- ASSIGNMENT
State how many lines in the listing below include the word "Windows". Give nothing but the number.

- RECORDS FOR THE EXERCISE
--------------------------------

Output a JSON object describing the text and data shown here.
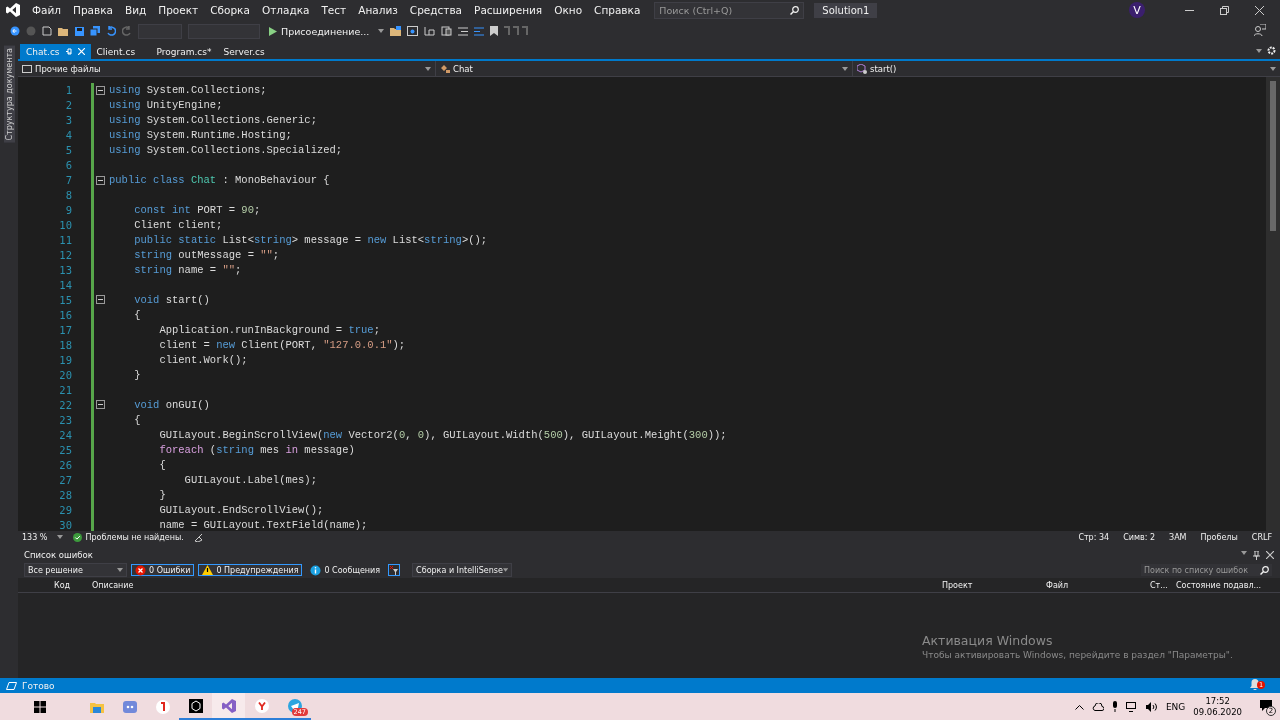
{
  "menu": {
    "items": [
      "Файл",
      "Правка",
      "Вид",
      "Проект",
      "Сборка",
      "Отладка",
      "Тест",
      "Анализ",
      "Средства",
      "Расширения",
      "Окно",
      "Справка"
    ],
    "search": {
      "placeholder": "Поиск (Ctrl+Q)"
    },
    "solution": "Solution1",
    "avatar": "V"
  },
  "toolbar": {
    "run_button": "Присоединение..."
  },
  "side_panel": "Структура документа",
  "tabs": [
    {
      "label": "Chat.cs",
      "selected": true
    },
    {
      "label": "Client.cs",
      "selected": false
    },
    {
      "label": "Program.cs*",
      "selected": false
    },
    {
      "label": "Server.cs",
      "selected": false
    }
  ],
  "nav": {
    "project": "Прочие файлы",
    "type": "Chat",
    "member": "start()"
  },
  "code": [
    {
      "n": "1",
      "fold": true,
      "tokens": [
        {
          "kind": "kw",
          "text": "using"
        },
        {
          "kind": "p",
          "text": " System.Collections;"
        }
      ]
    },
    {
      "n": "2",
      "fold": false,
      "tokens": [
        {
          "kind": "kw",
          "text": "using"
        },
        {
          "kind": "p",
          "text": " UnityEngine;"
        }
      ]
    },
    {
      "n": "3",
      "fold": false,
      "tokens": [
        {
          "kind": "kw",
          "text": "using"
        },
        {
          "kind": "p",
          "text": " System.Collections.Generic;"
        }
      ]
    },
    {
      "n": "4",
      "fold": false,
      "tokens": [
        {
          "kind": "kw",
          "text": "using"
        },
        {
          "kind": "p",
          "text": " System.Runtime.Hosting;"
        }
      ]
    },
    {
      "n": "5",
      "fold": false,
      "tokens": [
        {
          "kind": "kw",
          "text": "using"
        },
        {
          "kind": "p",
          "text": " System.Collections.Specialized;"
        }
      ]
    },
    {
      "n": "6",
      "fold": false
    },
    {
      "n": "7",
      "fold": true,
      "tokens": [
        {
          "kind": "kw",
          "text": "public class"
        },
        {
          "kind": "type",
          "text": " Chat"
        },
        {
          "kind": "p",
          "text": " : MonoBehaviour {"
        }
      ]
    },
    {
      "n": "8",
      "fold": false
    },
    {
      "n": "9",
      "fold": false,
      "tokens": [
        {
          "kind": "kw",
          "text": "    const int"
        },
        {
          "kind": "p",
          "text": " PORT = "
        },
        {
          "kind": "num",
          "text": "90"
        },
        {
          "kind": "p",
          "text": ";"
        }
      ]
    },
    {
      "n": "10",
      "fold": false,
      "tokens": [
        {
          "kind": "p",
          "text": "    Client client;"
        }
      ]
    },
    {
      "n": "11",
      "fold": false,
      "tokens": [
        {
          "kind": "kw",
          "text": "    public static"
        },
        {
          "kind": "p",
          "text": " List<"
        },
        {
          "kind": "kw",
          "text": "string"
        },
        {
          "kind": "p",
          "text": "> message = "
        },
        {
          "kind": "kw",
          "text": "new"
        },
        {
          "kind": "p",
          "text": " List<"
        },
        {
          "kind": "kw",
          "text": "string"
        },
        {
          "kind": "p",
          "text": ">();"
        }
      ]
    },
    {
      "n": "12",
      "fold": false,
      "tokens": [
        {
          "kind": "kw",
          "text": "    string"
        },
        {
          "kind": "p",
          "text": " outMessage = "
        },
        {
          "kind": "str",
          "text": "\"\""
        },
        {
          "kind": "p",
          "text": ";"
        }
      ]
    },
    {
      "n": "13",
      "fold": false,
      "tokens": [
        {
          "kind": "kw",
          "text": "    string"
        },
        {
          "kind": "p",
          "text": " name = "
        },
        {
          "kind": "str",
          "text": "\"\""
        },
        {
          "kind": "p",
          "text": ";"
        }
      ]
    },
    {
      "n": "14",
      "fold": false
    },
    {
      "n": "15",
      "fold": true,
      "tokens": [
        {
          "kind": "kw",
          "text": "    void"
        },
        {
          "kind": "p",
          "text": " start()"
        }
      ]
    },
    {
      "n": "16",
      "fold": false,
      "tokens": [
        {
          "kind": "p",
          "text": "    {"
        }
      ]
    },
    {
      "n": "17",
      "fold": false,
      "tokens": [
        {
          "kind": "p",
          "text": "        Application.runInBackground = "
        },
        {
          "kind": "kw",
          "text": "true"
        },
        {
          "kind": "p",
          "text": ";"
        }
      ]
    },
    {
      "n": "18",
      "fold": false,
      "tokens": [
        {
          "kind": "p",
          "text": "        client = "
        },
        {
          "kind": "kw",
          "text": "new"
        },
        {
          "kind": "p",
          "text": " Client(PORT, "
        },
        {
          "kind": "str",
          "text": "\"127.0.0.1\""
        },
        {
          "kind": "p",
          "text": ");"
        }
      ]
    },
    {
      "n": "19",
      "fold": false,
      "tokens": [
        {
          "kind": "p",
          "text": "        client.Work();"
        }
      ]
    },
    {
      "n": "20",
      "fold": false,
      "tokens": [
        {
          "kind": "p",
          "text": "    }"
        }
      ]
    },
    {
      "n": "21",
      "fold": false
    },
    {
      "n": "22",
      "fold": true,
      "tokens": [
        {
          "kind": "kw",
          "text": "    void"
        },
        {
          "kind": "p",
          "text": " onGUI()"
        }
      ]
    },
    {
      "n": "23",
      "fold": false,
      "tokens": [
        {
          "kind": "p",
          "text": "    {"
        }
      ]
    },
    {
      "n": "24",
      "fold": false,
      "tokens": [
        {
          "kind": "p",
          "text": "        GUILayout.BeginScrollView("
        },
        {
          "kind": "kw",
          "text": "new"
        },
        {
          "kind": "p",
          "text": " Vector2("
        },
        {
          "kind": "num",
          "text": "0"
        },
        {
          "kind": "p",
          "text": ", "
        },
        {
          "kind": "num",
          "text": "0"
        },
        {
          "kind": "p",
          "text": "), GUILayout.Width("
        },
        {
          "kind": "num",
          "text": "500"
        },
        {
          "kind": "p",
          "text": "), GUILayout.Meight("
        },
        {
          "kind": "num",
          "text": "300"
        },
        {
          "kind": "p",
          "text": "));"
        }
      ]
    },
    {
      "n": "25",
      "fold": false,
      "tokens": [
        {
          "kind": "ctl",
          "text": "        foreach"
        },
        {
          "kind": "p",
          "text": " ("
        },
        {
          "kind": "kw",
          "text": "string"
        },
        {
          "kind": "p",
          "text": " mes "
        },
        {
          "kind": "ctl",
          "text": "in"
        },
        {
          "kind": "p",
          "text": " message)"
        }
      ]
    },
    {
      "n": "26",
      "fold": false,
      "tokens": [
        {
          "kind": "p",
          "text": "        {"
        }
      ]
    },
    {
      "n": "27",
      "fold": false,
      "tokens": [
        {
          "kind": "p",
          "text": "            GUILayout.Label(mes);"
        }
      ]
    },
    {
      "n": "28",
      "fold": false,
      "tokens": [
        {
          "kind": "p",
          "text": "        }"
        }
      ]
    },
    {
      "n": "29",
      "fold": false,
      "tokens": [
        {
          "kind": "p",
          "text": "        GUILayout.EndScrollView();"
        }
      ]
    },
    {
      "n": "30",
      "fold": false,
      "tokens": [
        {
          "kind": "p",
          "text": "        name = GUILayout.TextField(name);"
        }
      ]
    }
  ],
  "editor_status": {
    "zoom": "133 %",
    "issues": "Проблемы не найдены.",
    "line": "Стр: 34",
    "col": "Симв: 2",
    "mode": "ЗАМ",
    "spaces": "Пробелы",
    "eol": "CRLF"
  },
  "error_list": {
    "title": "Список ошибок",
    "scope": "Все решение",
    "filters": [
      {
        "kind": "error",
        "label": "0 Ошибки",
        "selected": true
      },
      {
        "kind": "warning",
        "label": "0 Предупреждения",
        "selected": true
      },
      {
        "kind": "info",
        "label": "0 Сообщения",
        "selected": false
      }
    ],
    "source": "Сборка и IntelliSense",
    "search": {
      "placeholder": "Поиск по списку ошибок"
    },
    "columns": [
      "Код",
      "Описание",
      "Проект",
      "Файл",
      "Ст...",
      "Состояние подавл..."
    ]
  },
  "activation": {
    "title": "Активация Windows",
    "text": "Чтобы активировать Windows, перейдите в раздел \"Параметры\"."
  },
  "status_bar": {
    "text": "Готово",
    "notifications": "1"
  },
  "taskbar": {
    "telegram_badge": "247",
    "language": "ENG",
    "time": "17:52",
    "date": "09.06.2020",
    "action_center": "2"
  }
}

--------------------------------

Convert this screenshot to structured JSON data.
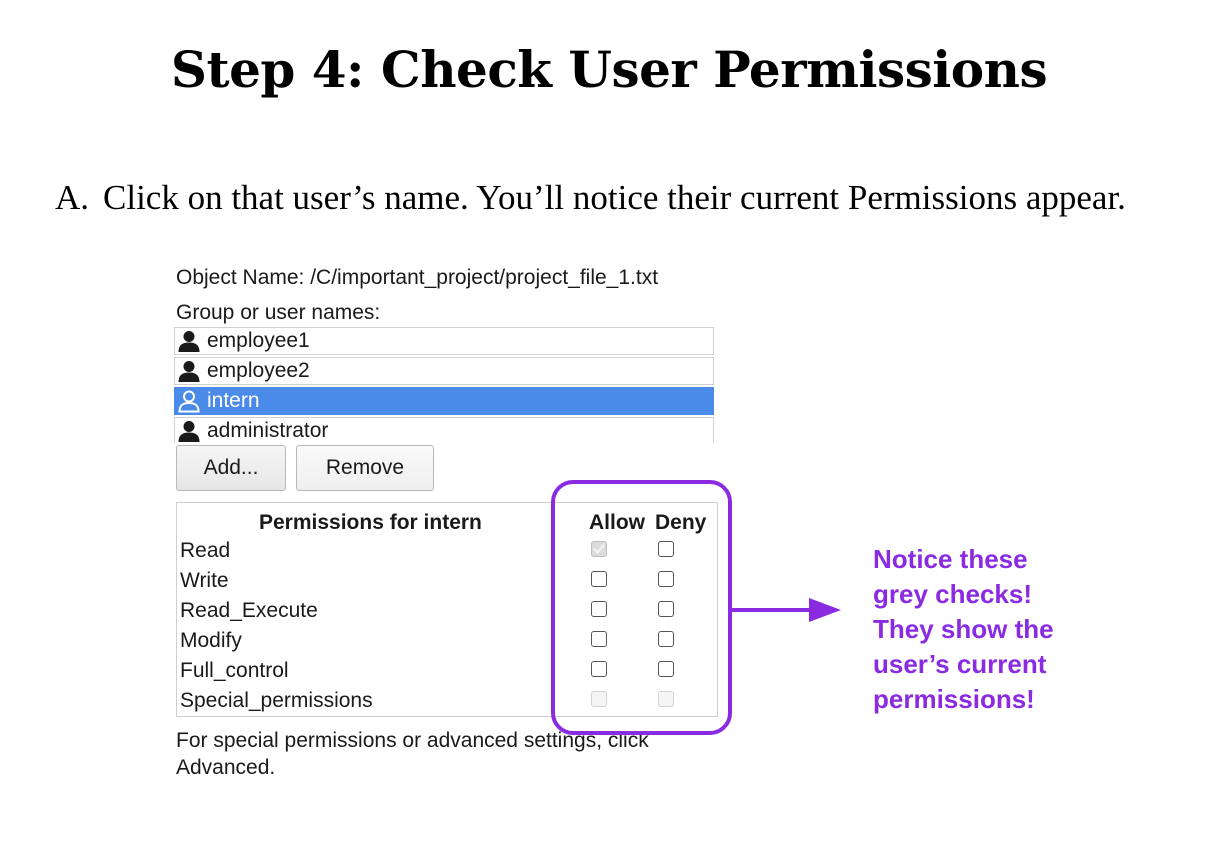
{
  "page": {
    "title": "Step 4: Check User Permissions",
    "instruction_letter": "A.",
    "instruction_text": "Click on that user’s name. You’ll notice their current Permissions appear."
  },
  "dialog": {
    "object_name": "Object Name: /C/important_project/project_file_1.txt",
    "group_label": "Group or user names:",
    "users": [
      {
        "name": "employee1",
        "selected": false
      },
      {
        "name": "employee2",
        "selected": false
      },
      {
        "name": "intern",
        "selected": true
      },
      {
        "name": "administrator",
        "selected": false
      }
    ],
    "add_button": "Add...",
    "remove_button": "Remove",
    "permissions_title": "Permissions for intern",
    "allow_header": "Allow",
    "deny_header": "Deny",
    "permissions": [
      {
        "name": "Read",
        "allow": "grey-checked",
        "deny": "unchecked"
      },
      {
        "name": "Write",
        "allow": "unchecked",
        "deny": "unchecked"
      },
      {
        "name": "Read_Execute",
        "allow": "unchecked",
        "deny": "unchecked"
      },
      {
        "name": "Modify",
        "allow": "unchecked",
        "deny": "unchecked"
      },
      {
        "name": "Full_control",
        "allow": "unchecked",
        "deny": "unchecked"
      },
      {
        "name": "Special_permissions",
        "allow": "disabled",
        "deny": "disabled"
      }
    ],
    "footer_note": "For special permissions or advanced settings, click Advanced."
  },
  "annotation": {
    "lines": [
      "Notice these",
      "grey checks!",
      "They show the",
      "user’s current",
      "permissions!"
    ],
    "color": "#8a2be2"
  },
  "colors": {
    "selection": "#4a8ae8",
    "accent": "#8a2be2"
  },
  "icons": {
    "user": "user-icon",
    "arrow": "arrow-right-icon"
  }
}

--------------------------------

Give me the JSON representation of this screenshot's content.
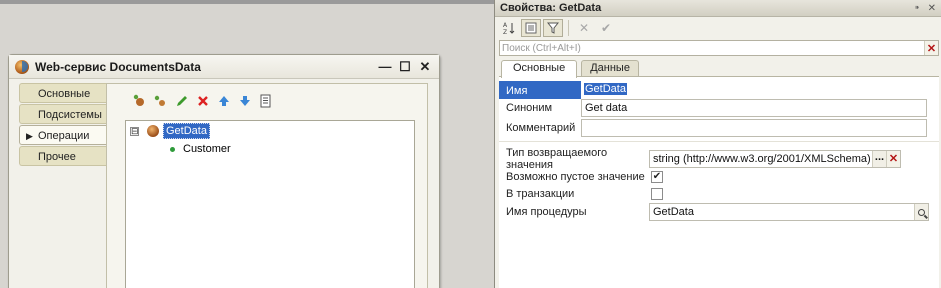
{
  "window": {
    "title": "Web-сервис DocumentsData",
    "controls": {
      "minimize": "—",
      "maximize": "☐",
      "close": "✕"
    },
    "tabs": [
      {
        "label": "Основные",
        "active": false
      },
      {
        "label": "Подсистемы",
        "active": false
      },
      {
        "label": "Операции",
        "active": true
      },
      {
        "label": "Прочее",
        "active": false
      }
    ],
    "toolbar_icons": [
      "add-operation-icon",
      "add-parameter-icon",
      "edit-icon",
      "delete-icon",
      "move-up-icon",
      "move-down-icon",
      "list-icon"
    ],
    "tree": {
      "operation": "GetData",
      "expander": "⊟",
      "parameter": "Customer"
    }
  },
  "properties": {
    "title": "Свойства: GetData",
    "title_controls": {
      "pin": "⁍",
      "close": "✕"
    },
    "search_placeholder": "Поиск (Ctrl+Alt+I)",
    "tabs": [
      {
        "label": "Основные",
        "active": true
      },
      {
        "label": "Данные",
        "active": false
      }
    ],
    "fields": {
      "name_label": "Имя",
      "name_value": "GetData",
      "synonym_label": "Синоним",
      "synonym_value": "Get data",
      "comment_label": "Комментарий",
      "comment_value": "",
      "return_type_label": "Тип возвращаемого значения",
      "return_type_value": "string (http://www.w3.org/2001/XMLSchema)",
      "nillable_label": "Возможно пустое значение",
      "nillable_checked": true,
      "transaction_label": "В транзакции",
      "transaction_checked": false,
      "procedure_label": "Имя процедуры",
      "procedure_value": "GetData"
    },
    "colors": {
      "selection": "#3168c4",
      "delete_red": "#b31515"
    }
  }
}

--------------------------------

- SOLVED EXERCISE
2